  • 6 Silent Killers Why Europe must replace coal power with green energy

    executive summary

    This pollution crosses borders and affects everyone in Europe, even in those countries with little or no domestic coal burning. As such, all EU countries have an interest to act to stem these emissions.

    To add insult to injury, the coal industry is building or planning more than 50 new power plants in Europe. According to the modelling results, another 32,000 life years would be robbed every year if the power plants currently under construction or in planning go into operation a total of 1.3 million lost life years if the power plants operate for a full lifetime of 40 years.

    The research found that the worst offenders among EU countries are Poland, Germany, Romania, Bulgaria, and the UK. The utilities with the worst estimated health impacts are PGE (Poland), RWE (Germany), PPC (Greece), Vattenfall (Sweden) and EZ (Czech Republic).

    This loss of life is entirely unnecessary, as renewable energy and the latest cutting-edge energy-efficiency solutions enable us to keep Europes lights on without a single new coal-fired power plant, and to start phasing out all existing coal in Europes power generation. Coal burning also needs to be reduced rapidly, to stem the catastrophic impacts of climate change. In order to achieve this, European governments need to set targets for green energy that ensure coal can be phased out.

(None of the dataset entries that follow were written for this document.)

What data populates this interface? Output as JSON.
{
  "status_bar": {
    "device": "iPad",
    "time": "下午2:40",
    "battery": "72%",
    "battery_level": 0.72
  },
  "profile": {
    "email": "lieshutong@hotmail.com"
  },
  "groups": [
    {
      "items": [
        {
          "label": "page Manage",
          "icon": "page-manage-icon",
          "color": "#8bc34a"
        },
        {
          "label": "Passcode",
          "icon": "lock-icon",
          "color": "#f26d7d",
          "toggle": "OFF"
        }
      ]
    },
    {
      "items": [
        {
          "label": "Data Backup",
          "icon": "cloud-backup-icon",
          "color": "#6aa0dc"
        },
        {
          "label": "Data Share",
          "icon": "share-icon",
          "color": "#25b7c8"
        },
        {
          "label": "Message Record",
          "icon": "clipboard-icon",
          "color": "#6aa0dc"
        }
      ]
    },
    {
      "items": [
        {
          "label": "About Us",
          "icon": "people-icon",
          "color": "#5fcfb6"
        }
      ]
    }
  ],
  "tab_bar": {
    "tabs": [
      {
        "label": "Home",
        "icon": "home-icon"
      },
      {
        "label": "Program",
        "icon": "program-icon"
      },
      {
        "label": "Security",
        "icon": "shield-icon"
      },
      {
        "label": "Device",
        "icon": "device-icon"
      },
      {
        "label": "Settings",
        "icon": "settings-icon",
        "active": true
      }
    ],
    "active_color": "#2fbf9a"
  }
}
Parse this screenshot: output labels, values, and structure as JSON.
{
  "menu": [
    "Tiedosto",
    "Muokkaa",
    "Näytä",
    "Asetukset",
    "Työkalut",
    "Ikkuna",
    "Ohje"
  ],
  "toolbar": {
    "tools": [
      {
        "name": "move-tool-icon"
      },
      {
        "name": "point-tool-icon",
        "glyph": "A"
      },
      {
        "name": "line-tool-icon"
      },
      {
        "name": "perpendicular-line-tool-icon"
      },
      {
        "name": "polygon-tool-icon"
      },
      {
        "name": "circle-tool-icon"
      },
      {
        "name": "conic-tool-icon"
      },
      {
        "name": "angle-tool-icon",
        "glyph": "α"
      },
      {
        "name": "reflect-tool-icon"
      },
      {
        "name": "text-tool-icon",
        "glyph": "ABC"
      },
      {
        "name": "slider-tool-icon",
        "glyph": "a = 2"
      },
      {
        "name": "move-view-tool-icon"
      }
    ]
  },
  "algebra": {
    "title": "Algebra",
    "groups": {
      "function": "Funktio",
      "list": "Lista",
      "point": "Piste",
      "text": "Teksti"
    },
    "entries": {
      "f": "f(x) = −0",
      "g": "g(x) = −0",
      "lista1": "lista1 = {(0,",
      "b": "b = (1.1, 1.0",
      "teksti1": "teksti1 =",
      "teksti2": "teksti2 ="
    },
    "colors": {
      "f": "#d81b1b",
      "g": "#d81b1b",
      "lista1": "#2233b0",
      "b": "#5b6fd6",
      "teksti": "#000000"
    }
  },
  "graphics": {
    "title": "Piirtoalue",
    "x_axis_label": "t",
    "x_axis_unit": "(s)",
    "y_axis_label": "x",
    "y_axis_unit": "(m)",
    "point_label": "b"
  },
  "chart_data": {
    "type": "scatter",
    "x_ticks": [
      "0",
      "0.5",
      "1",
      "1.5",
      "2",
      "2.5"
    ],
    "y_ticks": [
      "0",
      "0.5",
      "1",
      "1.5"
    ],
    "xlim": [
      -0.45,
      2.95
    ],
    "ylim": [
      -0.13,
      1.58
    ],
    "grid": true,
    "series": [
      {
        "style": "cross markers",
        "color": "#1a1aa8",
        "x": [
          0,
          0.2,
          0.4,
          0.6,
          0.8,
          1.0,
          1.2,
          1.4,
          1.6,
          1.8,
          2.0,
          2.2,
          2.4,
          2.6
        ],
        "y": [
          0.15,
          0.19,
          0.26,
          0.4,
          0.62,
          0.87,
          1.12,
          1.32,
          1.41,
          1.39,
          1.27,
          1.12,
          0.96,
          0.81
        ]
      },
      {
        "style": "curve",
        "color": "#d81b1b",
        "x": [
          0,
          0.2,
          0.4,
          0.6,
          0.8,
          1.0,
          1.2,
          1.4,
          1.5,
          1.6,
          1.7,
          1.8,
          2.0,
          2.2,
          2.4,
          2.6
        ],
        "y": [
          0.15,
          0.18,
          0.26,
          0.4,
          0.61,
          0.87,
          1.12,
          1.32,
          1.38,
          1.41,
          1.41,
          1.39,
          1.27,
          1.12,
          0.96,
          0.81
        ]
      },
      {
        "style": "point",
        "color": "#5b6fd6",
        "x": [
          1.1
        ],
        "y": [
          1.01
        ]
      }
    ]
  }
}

    What is a lost life year? The Stuttgart University report converts the estimate of deaths attributed to air pollution into the amount of life years that were lost because of premature deaths. Each European whose death is attributable to the exposure to particulate pollution has his or her life shortened by an estimated 11 years, and each death attributable to ozone exposure loses nine months of life. The Stuttgart University results indicate that in 2010 approximately 22,000 deaths were attributable to pollution from coal-fired power plants, and the researchers estimate that their lives were shortened by a total of 240,000 years. The increased risk of death due to air pollution has been estimated in a study that followed 500,000 adults in 50 US states with different air pollution levels between 1982 and 1999.

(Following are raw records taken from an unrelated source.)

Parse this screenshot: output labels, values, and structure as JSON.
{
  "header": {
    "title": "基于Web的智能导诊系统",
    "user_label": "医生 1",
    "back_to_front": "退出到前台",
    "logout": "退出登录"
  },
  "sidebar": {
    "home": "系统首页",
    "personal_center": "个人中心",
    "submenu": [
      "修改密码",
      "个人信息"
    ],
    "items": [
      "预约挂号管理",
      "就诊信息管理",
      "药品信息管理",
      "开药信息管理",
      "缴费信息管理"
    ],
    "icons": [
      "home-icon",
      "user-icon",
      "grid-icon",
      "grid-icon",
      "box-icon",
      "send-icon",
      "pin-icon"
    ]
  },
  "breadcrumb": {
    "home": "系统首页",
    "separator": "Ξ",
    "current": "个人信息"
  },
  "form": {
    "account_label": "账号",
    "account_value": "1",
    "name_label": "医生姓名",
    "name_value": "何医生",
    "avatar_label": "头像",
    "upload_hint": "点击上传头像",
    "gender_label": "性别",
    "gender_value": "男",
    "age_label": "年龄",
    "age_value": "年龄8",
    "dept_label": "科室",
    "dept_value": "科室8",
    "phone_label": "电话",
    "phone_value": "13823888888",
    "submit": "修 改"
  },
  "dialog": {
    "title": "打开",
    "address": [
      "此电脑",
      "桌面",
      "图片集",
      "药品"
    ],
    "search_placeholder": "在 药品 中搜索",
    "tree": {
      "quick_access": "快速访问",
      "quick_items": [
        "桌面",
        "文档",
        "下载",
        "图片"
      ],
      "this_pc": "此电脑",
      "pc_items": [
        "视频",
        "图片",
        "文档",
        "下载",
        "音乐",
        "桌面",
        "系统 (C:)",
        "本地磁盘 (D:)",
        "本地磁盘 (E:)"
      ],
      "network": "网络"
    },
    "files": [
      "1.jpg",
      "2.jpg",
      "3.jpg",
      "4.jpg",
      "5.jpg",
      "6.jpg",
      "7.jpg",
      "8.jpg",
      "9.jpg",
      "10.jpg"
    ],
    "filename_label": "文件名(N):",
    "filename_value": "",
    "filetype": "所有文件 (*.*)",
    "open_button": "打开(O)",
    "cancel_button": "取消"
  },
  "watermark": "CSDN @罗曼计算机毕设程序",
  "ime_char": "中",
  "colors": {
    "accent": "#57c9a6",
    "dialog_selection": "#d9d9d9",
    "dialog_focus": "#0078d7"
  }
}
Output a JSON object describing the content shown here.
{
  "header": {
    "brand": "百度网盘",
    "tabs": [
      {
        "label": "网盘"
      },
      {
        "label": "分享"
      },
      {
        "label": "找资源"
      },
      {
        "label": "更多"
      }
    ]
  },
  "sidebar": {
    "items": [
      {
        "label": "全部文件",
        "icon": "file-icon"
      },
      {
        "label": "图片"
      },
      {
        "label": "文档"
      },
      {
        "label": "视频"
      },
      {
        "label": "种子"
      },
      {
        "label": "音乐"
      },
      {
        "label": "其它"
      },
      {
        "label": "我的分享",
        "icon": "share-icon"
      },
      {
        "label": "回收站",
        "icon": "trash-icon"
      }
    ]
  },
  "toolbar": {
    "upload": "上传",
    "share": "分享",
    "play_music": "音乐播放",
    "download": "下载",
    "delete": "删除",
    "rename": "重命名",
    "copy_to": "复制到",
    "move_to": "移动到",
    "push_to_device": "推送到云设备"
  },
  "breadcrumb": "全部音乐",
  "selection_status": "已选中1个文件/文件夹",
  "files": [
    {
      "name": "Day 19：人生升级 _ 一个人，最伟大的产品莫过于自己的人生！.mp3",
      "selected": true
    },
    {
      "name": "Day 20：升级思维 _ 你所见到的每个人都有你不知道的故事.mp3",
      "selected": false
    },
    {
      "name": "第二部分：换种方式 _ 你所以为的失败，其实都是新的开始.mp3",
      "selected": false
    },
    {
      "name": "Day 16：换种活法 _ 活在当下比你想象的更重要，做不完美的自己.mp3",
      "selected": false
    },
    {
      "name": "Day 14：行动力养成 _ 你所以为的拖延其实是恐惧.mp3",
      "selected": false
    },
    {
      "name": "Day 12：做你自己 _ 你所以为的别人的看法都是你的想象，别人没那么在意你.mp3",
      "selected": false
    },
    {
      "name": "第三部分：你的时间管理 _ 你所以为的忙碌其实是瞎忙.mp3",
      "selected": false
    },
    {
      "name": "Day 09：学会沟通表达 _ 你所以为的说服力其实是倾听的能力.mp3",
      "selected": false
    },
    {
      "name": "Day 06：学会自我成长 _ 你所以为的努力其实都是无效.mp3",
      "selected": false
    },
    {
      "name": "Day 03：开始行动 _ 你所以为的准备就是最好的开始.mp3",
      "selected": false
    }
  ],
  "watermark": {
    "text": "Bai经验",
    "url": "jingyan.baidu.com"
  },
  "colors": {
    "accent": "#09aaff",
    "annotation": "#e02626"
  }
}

    What is a lost working day?Air pollution increases the risk of several diseases and health problems that can force people to take additional sick leave. This ranges from minor respiratory infections and coughs to recovery from heart attacks. The increase in sick leave days as a result of ai